WHAT YOU HAVE TO DO: Where the records hold the string "description", show the whole line it sits on.

>>

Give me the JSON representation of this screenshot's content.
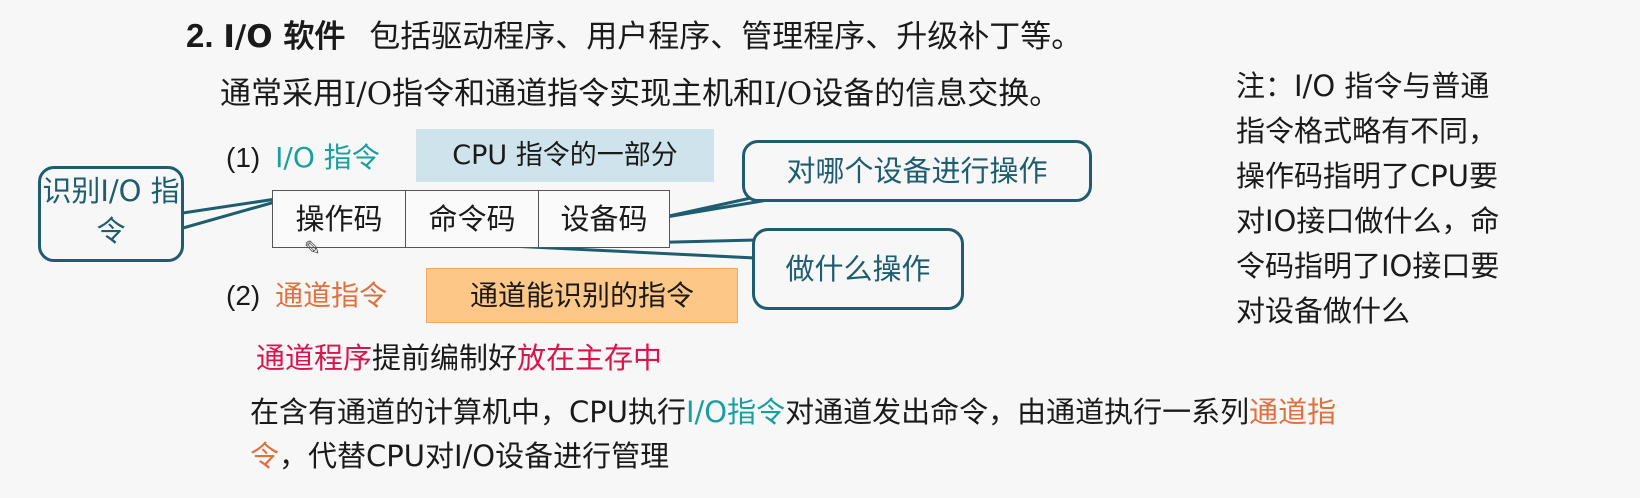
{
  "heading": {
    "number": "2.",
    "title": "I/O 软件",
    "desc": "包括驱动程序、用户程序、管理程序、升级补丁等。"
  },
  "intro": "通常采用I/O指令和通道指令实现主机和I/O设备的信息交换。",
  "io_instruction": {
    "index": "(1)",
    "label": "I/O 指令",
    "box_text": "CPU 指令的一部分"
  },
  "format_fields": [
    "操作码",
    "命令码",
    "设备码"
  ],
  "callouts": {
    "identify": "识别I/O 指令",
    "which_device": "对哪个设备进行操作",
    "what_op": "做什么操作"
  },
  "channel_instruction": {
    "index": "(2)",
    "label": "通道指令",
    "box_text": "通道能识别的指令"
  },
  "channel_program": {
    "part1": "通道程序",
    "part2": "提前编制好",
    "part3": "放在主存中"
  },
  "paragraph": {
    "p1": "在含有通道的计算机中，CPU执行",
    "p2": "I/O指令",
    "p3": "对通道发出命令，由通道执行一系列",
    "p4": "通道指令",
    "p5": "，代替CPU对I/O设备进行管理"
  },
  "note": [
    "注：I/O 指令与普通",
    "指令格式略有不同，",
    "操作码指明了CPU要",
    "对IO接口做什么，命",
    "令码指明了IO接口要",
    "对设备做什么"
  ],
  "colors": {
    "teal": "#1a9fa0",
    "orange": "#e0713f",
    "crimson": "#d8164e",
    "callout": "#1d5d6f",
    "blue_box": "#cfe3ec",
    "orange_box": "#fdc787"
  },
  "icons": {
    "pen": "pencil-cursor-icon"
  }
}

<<
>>

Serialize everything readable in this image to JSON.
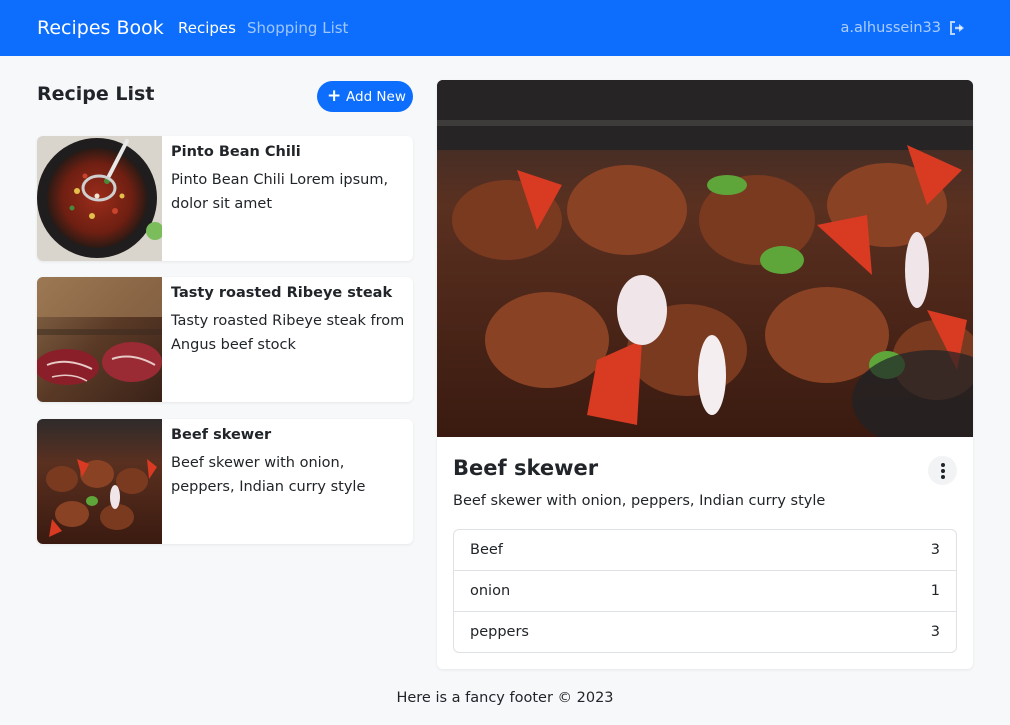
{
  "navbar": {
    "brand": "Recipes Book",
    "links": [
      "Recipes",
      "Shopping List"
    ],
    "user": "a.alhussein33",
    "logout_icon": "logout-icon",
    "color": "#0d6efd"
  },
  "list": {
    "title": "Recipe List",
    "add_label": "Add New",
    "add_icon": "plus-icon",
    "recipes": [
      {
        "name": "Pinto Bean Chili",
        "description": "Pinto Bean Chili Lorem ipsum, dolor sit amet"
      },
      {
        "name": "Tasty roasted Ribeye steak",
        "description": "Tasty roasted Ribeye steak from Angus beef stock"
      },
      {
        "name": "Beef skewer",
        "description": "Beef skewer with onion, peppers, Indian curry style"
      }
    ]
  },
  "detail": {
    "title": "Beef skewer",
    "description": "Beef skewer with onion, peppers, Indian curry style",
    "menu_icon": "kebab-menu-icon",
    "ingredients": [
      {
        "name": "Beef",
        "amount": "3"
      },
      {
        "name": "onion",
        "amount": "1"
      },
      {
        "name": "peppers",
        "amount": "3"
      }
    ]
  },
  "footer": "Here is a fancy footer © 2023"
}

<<

RESPONSE TO THE TASK:
        "description": "Pinto Bean Chili Lorem ipsum, dolor sit amet"
        "description": "Tasty roasted Ribeye steak from Angus beef stock"
        "description": "Beef skewer with onion, peppers, Indian curry style"
    "description": "Beef skewer with onion, peppers, Indian curry style",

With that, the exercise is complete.